> _Input material_:
********
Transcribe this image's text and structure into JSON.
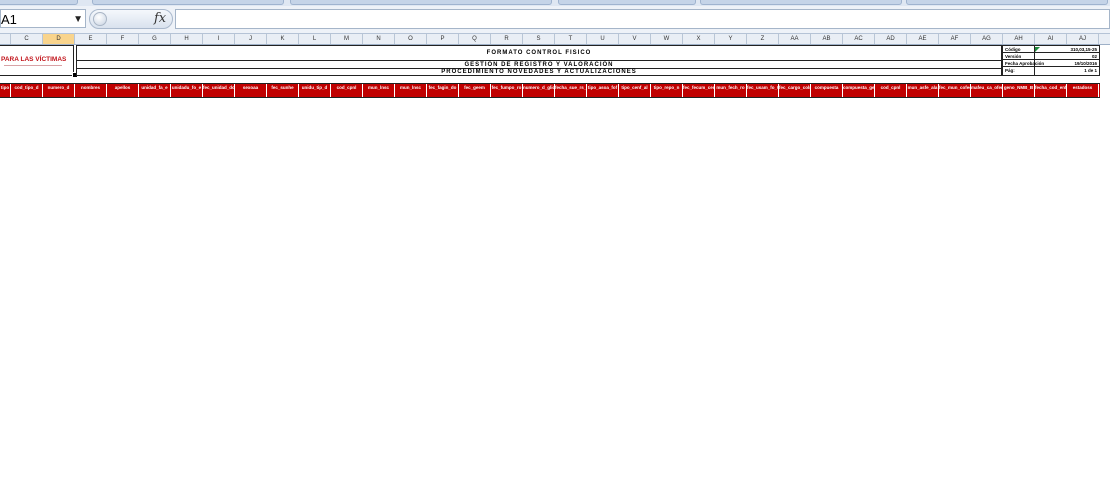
{
  "name_box": {
    "value": "A1"
  },
  "formula_bar": {
    "fx_label": "fx",
    "value": ""
  },
  "columns": [
    "C",
    "D",
    "E",
    "F",
    "G",
    "H",
    "I",
    "J",
    "K",
    "L",
    "M",
    "N",
    "O",
    "P",
    "Q",
    "R",
    "S",
    "T",
    "U",
    "V",
    "W",
    "X",
    "Y",
    "Z",
    "AA",
    "AB",
    "AC",
    "AD",
    "AE",
    "AF",
    "AG",
    "AH",
    "AI",
    "AJ"
  ],
  "selected_column": "D",
  "logo": {
    "text": "PARA LAS VÍCTIMAS"
  },
  "header": {
    "title": "FORMATO CONTROL FISICO",
    "line2": "GESTIÓN DE REGISTRO Y VALORACIÓN",
    "line3": "PROCEDIMIENTO NOVEDADES Y ACTUALIZACIONES"
  },
  "meta": [
    {
      "label": "Código",
      "value": "310,03,15-25"
    },
    {
      "label": "Versión",
      "value": "02"
    },
    {
      "label": "Fecha Aprobación",
      "value": "19/10/2016"
    },
    {
      "label": "Pág:",
      "value": "1 de 1"
    }
  ],
  "red_headers": [
    "tipo",
    "cod_tipo_d",
    "numero_d",
    "nombres",
    "apellos",
    "unidad_fa_e",
    "unidadu_fo_e",
    "fec_unidad_dos",
    "sexoaa",
    "fec_sunhe",
    "unidu_tip_d",
    "cod_cpnl",
    "mun_lnsc",
    "mun_lnsc",
    "fec_fagin_do",
    "fec_geem",
    "fec_fumpo_ro",
    "numero_d_gliden",
    "fecha_sue_rs_cpnl",
    "tipo_asoa_fof",
    "tipo_cenf_al",
    "tipo_repo_n",
    "fec_fecum_cenb",
    "mun_fech_ro",
    "fec_usam_fo_001",
    "fec_cargo_coln",
    "compuesta",
    "compuesta_gen",
    "cod_cpnl",
    "mun_asfe_ala",
    "fec_mun_cofeda",
    "mafeu_ca_ofem_ca",
    "geno_NMB_B",
    "fecha_cod_enfe_cpnl",
    "estadoss"
  ]
}
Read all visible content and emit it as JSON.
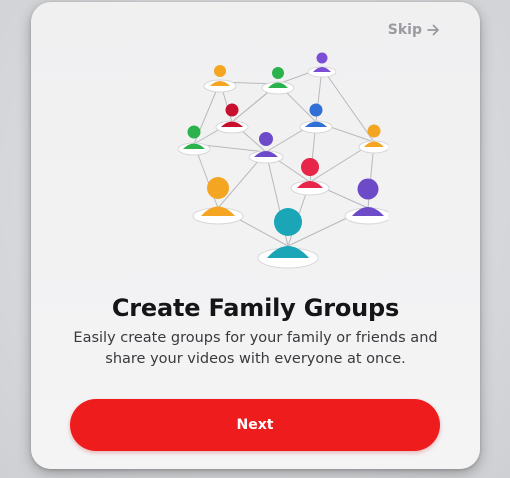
{
  "onboarding": {
    "skip_label": "Skip",
    "skip_icon": "arrow-right-icon",
    "illustration": "family-network-illustration",
    "title": "Create Family Groups",
    "subtitle": "Easily create groups for your family or friends and share your videos with everyone at once.",
    "next_label": "Next"
  },
  "colors": {
    "accent": "#ee1c1c",
    "skip_text": "#9a9aa0",
    "title_text": "#151518",
    "subtitle_text": "#3a3a3e"
  }
}
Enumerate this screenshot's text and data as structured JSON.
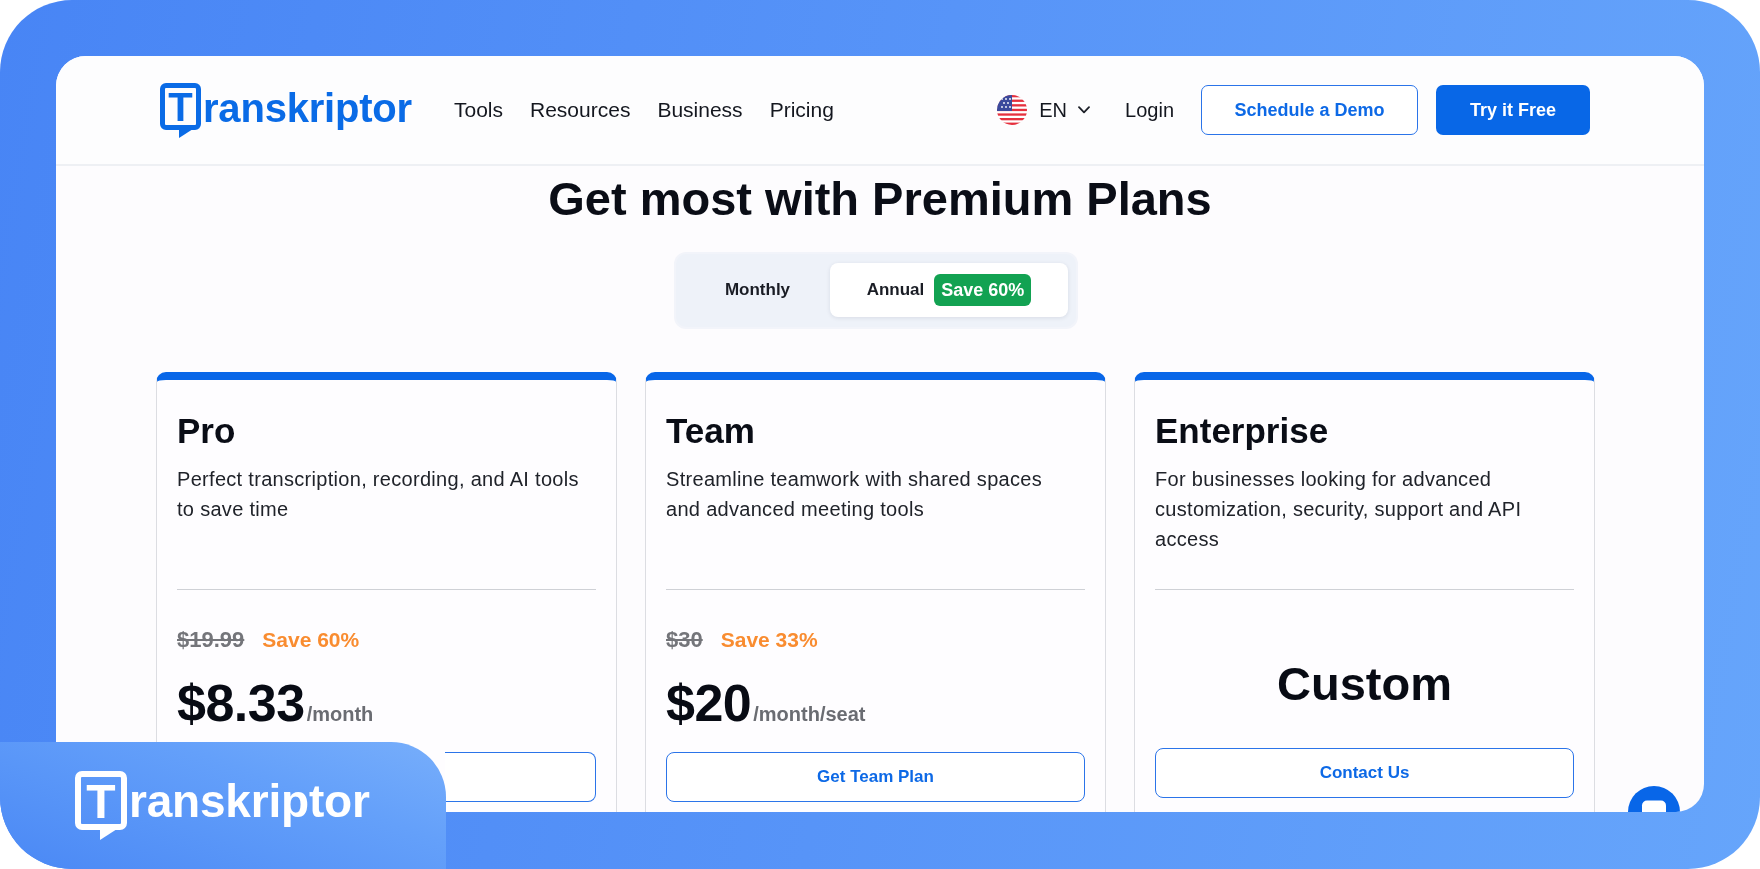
{
  "header": {
    "logo": {
      "letter": "T",
      "text": "ranskriptor"
    },
    "nav": [
      "Tools",
      "Resources",
      "Business",
      "Pricing"
    ],
    "language": "EN",
    "login": "Login",
    "buttons": [
      {
        "label": "Schedule a Demo",
        "kind": "outline"
      },
      {
        "label": "Try it Free",
        "kind": "primary"
      }
    ]
  },
  "pricing": {
    "title": "Get most with Premium Plans",
    "billing_tabs": [
      {
        "label": "Monthly",
        "selected": false
      },
      {
        "label": "Annual",
        "selected": true,
        "badge": "Save 60%"
      }
    ],
    "plans": [
      {
        "name": "Pro",
        "description": "Perfect transcription, recording, and AI tools to save time",
        "kind": "discounted",
        "old_price": "$19.99",
        "saving": "Save 60%",
        "price": "$8.33",
        "period": "/month",
        "button": {
          "kind": "clipped"
        }
      },
      {
        "name": "Team",
        "description": "Streamline teamwork with shared spaces and advanced meeting tools",
        "kind": "discounted",
        "old_price": "$30",
        "saving": "Save 33%",
        "price": "$20",
        "period": "/month/seat",
        "button": {
          "kind": "outline",
          "label": "Get Team Plan"
        }
      },
      {
        "name": "Enterprise",
        "description": "For businesses looking for advanced customization, security, support and API access",
        "kind": "custom",
        "price": "Custom",
        "button": {
          "kind": "outline",
          "label": "Contact Us"
        }
      }
    ]
  },
  "frame_badge": {
    "logo": {
      "letter": "T",
      "text": "ranskriptor"
    }
  }
}
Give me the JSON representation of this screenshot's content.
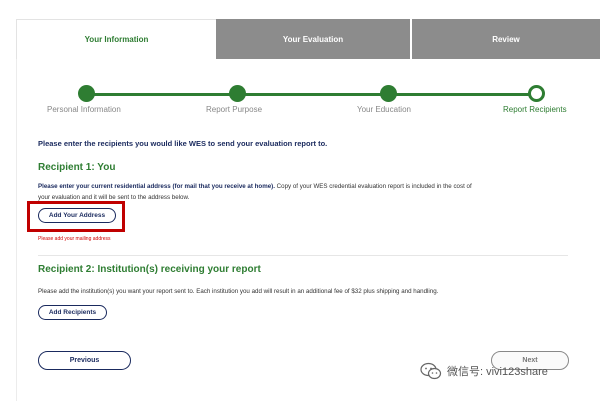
{
  "tabs": [
    {
      "label": "Your Information",
      "active": true
    },
    {
      "label": "Your Evaluation",
      "active": false
    },
    {
      "label": "Review",
      "active": false
    }
  ],
  "stepper": {
    "steps": [
      "Personal Information",
      "Report Purpose",
      "Your Education",
      "Report Recipients"
    ],
    "current_index": 3,
    "color": "#2e7d32"
  },
  "intro": "Please enter the recipients you would like WES to send your evaluation report to.",
  "recipient1": {
    "heading": "Recipient 1: You",
    "instruction_bold": "Please enter your current residential address (for mail that you receive at home).",
    "instruction_line1_rest": " Copy of your WES credential evaluation report is included in the cost of",
    "instruction_line2": "your evaluation and it will be sent to the address below.",
    "add_button": "Add Your Address",
    "error": "Please add your mailing address",
    "highlight_color": "#c00000"
  },
  "recipient2": {
    "heading": "Recipient 2: Institution(s) receiving your report",
    "instruction": "Please add the institution(s) you want your report sent to. Each institution you add will result in an additional fee of $32 plus shipping and handling.",
    "add_button": "Add Recipients"
  },
  "nav": {
    "previous": "Previous",
    "next": "Next"
  },
  "watermark": {
    "text": "微信号: vivi123share",
    "icon": "wechat-icon"
  }
}
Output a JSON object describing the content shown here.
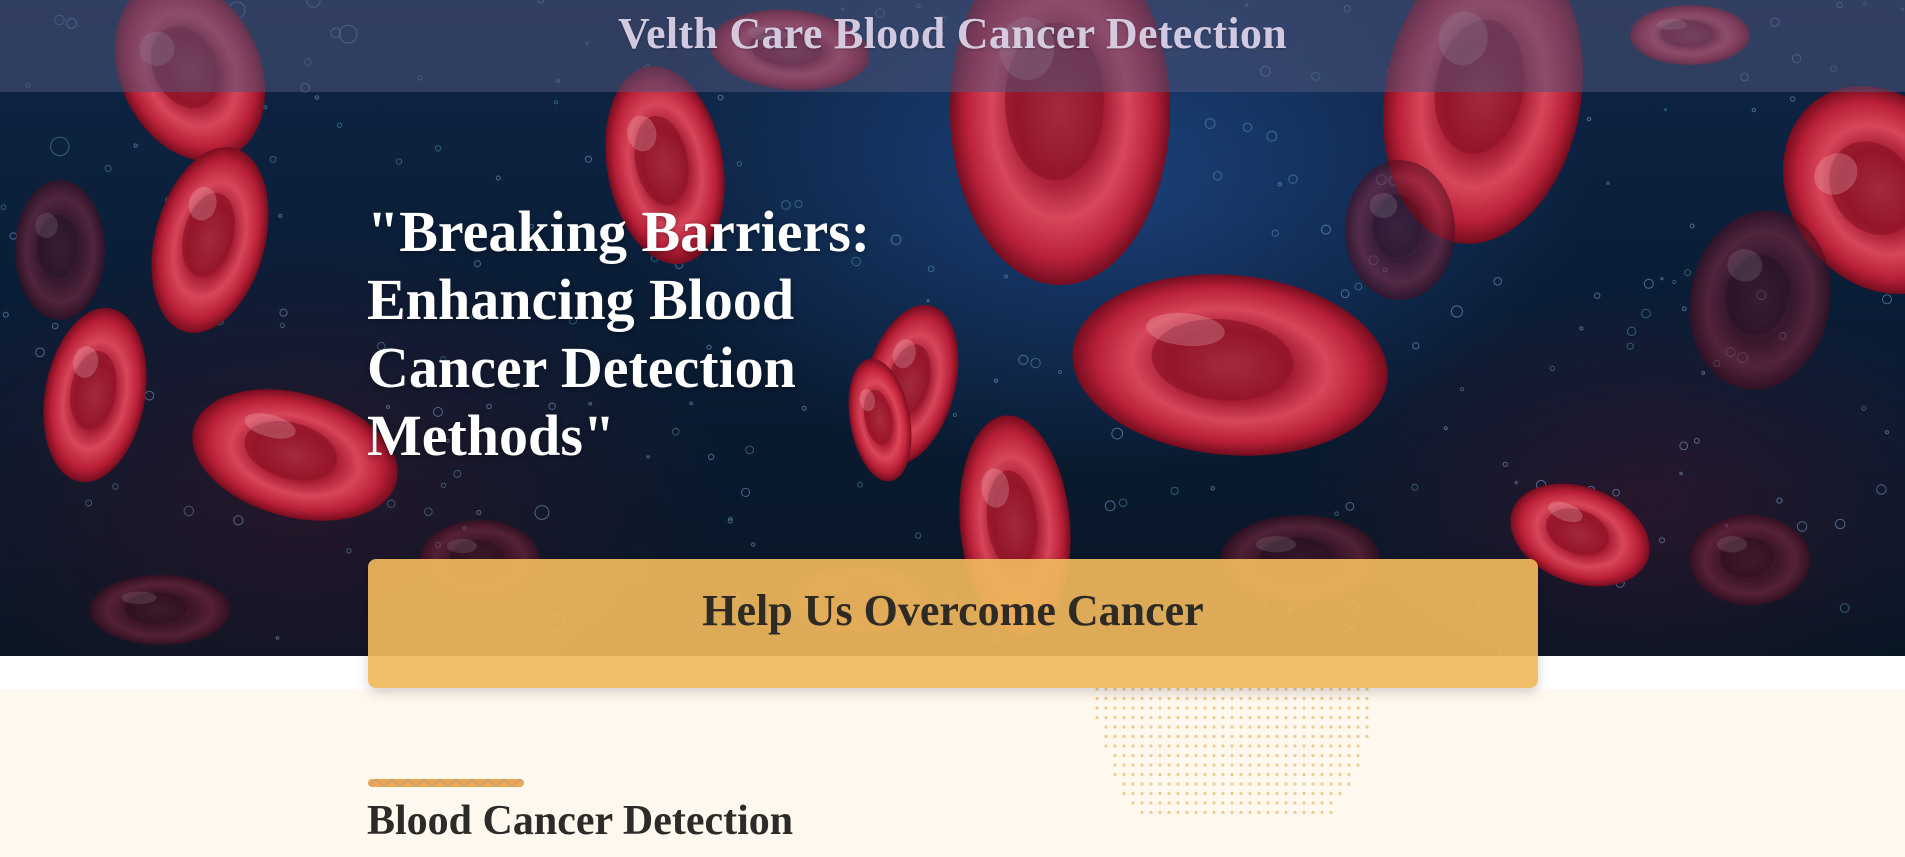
{
  "header": {
    "site_title": "Velth Care Blood Cancer Detection"
  },
  "hero": {
    "headline": "\"Breaking Barriers: Enhancing Blood Cancer Detection Methods\"",
    "background_image": "red-blood-cells-illustration"
  },
  "cta": {
    "label": "Help Us Overcome Cancer",
    "color": "#f0b85c"
  },
  "section": {
    "title": "Blood Cancer Detection",
    "accent_color": "#eba757",
    "background_color": "#fff8ef"
  },
  "colors": {
    "hero_bg": "#0a1d36",
    "cell_red": "#c8283e",
    "title_bar": "#4e5478"
  }
}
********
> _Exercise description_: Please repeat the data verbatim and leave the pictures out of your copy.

> _Solution to this exercise_:
Transcribe this image's text and structure into JSON.
{
  "name_box": {
    "value": "A1"
  },
  "formula_bar": {
    "fx_label": "fx",
    "value": ""
  },
  "columns": [
    "C",
    "D",
    "E",
    "F",
    "G",
    "H",
    "I",
    "J",
    "K",
    "L",
    "M",
    "N",
    "O",
    "P",
    "Q",
    "R",
    "S",
    "T",
    "U",
    "V",
    "W",
    "X",
    "Y",
    "Z",
    "AA",
    "AB",
    "AC",
    "AD",
    "AE",
    "AF",
    "AG",
    "AH",
    "AI",
    "AJ"
  ],
  "selected_column": "D",
  "logo": {
    "text": "PARA LAS VÍCTIMAS"
  },
  "header": {
    "title": "FORMATO CONTROL FISICO",
    "line2": "GESTIÓN DE REGISTRO Y VALORACIÓN",
    "line3": "PROCEDIMIENTO NOVEDADES Y ACTUALIZACIONES"
  },
  "meta": [
    {
      "label": "Código",
      "value": "310,03,15-25"
    },
    {
      "label": "Versión",
      "value": "02"
    },
    {
      "label": "Fecha Aprobación",
      "value": "19/10/2016"
    },
    {
      "label": "Pág:",
      "value": "1 de 1"
    }
  ],
  "red_headers": [
    "tipo",
    "cod_tipo_d",
    "numero_d",
    "nombres",
    "apellos",
    "unidad_fa_e",
    "unidadu_fo_e",
    "fec_unidad_dos",
    "sexoaa",
    "fec_sunhe",
    "unidu_tip_d",
    "cod_cpnl",
    "mun_lnsc",
    "mun_lnsc",
    "fec_fagin_do",
    "fec_geem",
    "fec_fumpo_ro",
    "numero_d_gliden",
    "fecha_sue_rs_cpnl",
    "tipo_asoa_fof",
    "tipo_cenf_al",
    "tipo_repo_n",
    "fec_fecum_cenb",
    "mun_fech_ro",
    "fec_usam_fo_001",
    "fec_cargo_coln",
    "compuesta",
    "compuesta_gen",
    "cod_cpnl",
    "mun_asfe_ala",
    "fec_mun_cofeda",
    "mafeu_ca_ofem_ca",
    "geno_NMB_B",
    "fecha_cod_enfe_cpnl",
    "estadoss"
  ]
}
Read all visible content and emit it as JSON.
{
  "onboarding": {
    "skip_label": "Skip",
    "skip_icon": "arrow-right-icon",
    "illustration": "family-network-illustration",
    "title": "Create Family Groups",
    "subtitle": "Easily create groups for your family or friends and share your videos with everyone at once.",
    "next_label": "Next"
  },
  "colors": {
    "accent": "#ee1c1c",
    "skip_text": "#9a9aa0",
    "title_text": "#151518",
    "subtitle_text": "#3a3a3e"
  }
}
Enumerate this screenshot's text and data as structured JSON.
{
  "header": {
    "logo": {
      "letter": "T",
      "text": "ranskriptor"
    },
    "nav": [
      "Tools",
      "Resources",
      "Business",
      "Pricing"
    ],
    "language": "EN",
    "login": "Login",
    "buttons": [
      {
        "label": "Schedule a Demo",
        "kind": "outline"
      },
      {
        "label": "Try it Free",
        "kind": "primary"
      }
    ]
  },
  "pricing": {
    "title": "Get most with Premium Plans",
    "billing_tabs": [
      {
        "label": "Monthly",
        "selected": false
      },
      {
        "label": "Annual",
        "selected": true,
        "badge": "Save 60%"
      }
    ],
    "plans": [
      {
        "name": "Pro",
        "description": "Perfect transcription, recording, and AI tools to save time",
        "kind": "discounted",
        "old_price": "$19.99",
        "saving": "Save 60%",
        "price": "$8.33",
        "period": "/month",
        "button": {
          "kind": "clipped"
        }
      },
      {
        "name": "Team",
        "description": "Streamline teamwork with shared spaces and advanced meeting tools",
        "kind": "discounted",
        "old_price": "$30",
        "saving": "Save 33%",
        "price": "$20",
        "period": "/month/seat",
        "button": {
          "kind": "outline",
          "label": "Get Team Plan"
        }
      },
      {
        "name": "Enterprise",
        "description": "For businesses looking for advanced customization, security, support and API access",
        "kind": "custom",
        "price": "Custom",
        "button": {
          "kind": "outline",
          "label": "Contact Us"
        }
      }
    ]
  },
  "frame_badge": {
    "logo": {
      "letter": "T",
      "text": "ranskriptor"
    }
  }
}
Give me the JSON representation of this screenshot's content.
{
  "tabs": [
    {
      "label": "Your Information",
      "active": true
    },
    {
      "label": "Your Evaluation",
      "active": false
    },
    {
      "label": "Review",
      "active": false
    }
  ],
  "stepper": {
    "steps": [
      "Personal Information",
      "Report Purpose",
      "Your Education",
      "Report Recipients"
    ],
    "current_index": 3,
    "color": "#2e7d32"
  },
  "intro": "Please enter the recipients you would like WES to send your evaluation report to.",
  "recipient1": {
    "heading": "Recipient 1: You",
    "instruction_bold": "Please enter your current residential address (for mail that you receive at home).",
    "instruction_line1_rest": " Copy of your WES credential evaluation report is included in the cost of",
    "instruction_line2": "your evaluation and it will be sent to the address below.",
    "add_button": "Add Your Address",
    "error": "Please add your mailing address",
    "highlight_color": "#c00000"
  },
  "recipient2": {
    "heading": "Recipient 2: Institution(s) receiving your report",
    "instruction": "Please add the institution(s) you want your report sent to. Each institution you add will result in an additional fee of $32 plus shipping and handling.",
    "add_button": "Add Recipients"
  },
  "nav": {
    "previous": "Previous",
    "next": "Next"
  },
  "watermark": {
    "text": "微信号: vivi123share",
    "icon": "wechat-icon"
  }
}
Output a JSON object describing the content shown here.
{
  "header": {
    "site_title": "Velth Care Blood Cancer Detection"
  },
  "hero": {
    "headline": "\"Breaking Barriers: Enhancing Blood Cancer Detection Methods\"",
    "background_image": "red-blood-cells-illustration"
  },
  "cta": {
    "label": "Help Us Overcome Cancer",
    "color": "#f0b85c"
  },
  "section": {
    "title": "Blood Cancer Detection",
    "accent_color": "#eba757",
    "background_color": "#fff8ef"
  },
  "colors": {
    "hero_bg": "#0a1d36",
    "cell_red": "#c8283e",
    "title_bar": "#4e5478"
  }
}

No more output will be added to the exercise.